Directions for this task
Run through the records and, wherever a line holds the word "taskbar", return that line.

── Source data

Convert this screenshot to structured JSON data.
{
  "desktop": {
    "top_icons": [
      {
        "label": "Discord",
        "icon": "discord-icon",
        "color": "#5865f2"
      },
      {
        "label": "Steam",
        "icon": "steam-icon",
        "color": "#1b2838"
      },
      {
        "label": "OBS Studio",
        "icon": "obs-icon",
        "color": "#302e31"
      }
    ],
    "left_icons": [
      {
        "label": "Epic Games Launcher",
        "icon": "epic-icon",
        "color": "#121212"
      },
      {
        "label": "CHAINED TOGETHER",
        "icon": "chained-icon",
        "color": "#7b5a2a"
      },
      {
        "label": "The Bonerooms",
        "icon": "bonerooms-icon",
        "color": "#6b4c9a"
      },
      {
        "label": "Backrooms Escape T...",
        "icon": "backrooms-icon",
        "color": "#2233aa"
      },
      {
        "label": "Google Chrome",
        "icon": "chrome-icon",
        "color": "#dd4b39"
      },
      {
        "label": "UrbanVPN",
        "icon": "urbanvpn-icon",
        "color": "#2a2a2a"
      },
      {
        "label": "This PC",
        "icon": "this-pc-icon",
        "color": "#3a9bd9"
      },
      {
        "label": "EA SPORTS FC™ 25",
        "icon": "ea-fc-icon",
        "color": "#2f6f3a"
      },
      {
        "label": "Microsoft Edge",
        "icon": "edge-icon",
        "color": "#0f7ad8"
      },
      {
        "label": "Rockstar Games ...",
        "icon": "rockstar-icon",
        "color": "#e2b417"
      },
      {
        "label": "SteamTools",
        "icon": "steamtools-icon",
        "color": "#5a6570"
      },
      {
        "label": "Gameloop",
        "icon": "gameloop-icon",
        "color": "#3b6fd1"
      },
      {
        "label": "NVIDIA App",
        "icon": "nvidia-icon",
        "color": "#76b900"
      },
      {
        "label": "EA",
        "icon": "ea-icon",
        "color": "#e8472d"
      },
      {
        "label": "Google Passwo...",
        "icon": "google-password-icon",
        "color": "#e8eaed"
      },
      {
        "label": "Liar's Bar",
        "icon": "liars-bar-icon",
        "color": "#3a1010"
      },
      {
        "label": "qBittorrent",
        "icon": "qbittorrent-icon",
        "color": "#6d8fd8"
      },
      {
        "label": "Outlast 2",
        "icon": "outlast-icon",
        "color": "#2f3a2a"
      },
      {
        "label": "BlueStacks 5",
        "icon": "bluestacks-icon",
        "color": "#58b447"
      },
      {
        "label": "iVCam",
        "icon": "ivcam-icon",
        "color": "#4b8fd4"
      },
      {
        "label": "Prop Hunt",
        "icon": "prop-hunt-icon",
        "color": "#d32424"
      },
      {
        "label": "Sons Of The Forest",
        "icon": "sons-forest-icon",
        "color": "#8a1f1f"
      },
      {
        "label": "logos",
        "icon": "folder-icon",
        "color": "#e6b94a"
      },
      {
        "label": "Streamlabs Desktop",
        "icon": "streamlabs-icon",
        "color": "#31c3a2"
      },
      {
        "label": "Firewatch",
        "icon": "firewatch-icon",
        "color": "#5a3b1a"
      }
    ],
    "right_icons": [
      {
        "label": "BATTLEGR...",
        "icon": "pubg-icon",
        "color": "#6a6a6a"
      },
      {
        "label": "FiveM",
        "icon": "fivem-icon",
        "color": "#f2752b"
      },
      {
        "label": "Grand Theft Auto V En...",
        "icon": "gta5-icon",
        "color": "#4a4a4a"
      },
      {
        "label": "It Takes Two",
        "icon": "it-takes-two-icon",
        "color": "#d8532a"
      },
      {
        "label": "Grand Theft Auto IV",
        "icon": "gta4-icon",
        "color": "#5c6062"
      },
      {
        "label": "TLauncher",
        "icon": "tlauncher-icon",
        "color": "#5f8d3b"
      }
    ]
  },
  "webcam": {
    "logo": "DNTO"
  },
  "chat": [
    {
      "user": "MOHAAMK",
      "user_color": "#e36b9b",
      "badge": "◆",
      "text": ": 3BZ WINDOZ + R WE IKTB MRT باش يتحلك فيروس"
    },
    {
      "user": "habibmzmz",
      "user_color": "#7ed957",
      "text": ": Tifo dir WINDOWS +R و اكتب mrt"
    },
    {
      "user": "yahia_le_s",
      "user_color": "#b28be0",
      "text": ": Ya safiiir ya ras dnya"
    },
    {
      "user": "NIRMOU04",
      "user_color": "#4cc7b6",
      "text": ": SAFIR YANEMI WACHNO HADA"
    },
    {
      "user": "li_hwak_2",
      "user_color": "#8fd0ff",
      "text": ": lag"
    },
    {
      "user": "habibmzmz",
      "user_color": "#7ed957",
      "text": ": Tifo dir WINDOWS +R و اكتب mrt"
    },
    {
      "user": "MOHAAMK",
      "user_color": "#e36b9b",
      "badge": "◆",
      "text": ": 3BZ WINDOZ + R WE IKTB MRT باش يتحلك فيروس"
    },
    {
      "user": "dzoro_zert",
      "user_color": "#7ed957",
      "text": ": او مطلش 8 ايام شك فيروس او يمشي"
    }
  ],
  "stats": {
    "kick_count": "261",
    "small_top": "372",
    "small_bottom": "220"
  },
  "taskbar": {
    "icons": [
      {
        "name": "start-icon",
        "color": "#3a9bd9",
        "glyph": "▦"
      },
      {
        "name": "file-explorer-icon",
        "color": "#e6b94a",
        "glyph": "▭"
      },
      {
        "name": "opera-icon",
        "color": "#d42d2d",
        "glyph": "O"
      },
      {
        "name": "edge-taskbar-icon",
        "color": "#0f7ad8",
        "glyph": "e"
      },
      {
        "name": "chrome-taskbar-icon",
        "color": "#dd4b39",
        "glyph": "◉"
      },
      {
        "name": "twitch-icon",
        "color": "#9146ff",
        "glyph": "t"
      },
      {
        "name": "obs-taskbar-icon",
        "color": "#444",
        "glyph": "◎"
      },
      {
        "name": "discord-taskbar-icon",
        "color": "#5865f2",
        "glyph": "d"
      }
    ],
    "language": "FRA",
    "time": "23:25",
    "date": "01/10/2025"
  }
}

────

Answer for the task
  "taskbar": {
        "name": "edge-taskbar-icon",
        "name": "chrome-taskbar-icon",
        "name": "obs-taskbar-icon",
        "name": "discord-taskbar-icon",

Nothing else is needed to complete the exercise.